Veto! Taleb on the awesome power of the small minority
I just read a fascinating post by philosopher statistician Nassim Nicholas Taleb, which explains why it often only takes a small number of determined, intolerant people to change decisions affecting everyone else. It’s a simple concept really. Managers (and indeed world leaders) find it hugely tempting to pander to an intransigent minority if the flexible majority likely won’t notice or care.
I’ve always been rather fond of awkward people in the workplace because, as George Bernard Shaw once said, “The reasonable man adapts himself to the world: the unreasonable one persists in trying to adapt the world to himself. Therefore all progress depends on the unreasonable man.” But Taleb’s article has reminded me of the need watch out for those who shout loudest.

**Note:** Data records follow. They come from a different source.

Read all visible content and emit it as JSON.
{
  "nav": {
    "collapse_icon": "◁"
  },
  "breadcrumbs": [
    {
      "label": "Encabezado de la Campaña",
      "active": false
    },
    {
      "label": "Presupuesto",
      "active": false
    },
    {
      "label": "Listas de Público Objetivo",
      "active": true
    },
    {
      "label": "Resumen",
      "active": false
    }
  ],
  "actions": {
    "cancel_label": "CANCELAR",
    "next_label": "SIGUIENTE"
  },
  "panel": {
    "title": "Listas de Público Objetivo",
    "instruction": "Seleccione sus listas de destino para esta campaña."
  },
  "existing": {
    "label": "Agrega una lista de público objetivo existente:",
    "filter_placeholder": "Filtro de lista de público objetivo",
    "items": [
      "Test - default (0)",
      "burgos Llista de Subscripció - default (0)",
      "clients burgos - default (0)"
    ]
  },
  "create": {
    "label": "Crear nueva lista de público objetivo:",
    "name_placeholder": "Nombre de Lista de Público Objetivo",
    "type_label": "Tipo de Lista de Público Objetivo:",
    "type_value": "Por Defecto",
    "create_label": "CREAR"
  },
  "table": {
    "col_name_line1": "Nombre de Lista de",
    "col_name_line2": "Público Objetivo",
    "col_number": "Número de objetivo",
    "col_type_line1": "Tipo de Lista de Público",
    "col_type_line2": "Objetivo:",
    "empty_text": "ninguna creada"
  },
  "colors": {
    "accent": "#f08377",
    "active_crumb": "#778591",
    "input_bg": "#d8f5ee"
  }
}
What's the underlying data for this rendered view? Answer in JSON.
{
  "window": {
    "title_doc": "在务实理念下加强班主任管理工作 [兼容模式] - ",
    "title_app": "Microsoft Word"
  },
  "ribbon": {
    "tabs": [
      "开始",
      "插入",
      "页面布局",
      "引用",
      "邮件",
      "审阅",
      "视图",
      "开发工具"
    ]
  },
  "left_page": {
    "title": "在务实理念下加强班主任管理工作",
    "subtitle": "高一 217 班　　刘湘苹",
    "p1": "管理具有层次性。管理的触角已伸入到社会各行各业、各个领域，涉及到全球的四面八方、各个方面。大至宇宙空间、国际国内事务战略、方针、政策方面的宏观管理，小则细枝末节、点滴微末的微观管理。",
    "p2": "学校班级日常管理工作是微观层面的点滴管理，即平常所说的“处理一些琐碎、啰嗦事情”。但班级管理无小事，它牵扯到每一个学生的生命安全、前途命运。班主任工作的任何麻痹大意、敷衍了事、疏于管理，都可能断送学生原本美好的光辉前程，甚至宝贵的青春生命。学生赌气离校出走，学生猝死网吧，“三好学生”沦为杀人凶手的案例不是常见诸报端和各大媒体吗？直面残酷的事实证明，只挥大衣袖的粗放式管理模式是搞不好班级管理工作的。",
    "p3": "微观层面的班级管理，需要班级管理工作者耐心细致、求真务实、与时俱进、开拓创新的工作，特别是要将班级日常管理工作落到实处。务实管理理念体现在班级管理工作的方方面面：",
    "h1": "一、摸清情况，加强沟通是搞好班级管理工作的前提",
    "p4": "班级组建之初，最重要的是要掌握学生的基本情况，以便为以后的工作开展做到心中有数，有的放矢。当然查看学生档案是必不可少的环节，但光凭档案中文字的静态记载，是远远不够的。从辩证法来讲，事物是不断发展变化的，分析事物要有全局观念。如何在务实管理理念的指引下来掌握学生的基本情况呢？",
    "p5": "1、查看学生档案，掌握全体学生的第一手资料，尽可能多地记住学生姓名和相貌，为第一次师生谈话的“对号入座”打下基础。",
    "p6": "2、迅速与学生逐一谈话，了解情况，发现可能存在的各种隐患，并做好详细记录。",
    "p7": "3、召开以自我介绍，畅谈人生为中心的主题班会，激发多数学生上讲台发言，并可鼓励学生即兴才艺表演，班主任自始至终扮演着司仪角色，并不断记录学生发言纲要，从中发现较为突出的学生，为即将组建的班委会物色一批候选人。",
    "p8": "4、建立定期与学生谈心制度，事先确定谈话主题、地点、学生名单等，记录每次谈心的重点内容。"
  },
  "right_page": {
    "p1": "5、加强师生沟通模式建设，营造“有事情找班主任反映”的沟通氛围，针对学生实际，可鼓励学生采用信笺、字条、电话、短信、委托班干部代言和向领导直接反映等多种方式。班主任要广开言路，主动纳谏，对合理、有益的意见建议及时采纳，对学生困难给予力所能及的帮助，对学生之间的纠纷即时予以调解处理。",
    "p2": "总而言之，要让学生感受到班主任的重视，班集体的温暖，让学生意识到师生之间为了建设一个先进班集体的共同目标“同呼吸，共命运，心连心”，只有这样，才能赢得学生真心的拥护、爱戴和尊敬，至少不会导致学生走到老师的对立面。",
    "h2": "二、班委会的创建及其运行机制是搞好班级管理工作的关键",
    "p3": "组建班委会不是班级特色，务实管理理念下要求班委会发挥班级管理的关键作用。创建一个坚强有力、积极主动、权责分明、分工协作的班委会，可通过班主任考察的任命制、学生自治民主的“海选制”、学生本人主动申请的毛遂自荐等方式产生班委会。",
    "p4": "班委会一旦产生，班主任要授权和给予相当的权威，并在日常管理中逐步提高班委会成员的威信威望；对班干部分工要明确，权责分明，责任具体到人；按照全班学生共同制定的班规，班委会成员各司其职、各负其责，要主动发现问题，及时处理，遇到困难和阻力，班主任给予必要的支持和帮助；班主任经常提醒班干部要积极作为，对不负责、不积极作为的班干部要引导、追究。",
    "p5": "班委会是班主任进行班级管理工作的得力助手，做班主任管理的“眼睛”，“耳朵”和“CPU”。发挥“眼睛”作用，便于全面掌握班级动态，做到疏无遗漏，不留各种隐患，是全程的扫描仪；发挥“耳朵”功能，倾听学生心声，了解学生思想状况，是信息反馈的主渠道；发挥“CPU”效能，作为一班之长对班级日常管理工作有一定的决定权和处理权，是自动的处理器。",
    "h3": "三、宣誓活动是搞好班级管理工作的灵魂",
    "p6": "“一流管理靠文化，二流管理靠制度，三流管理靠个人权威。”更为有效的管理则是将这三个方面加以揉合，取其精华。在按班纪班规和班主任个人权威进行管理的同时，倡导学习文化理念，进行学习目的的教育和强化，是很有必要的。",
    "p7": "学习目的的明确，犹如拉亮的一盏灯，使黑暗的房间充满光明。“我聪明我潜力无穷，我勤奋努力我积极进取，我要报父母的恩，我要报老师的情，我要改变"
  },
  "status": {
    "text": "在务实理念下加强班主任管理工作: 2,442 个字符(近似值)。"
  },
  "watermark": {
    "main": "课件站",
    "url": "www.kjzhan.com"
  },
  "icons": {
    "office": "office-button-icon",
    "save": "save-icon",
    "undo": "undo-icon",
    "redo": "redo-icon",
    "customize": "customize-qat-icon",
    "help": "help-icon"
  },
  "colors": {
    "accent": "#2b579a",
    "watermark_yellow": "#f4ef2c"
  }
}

Like all businesses, it’s really important that we listen to our customers. They don’t just pay the bills – they’re partners in determining our strategy and priorities too. However, the most vocal users and enterprises aren’t always right. When you’re building something completely new, it’s easy to dream up bad user experiences and redundant features. Customers are no more immune to this risk than entrepreneurs are – constant vigilance is required.
At Yapster we’re lucky that our CTO and co-founder Craig has an analytics background so he can ensure any product development decisions are backed up by data. We’ve found that our customers tend to appreciate Craig’s experience and are open to having their assumptions challenged. We all just want what’s best for the product and the end user.
You can check out Taleb’s article here. If you’re a leader who regularly has to make decisions on behalf of customers or colleagues, I’d love to hear your thoughts and experiences on the topic.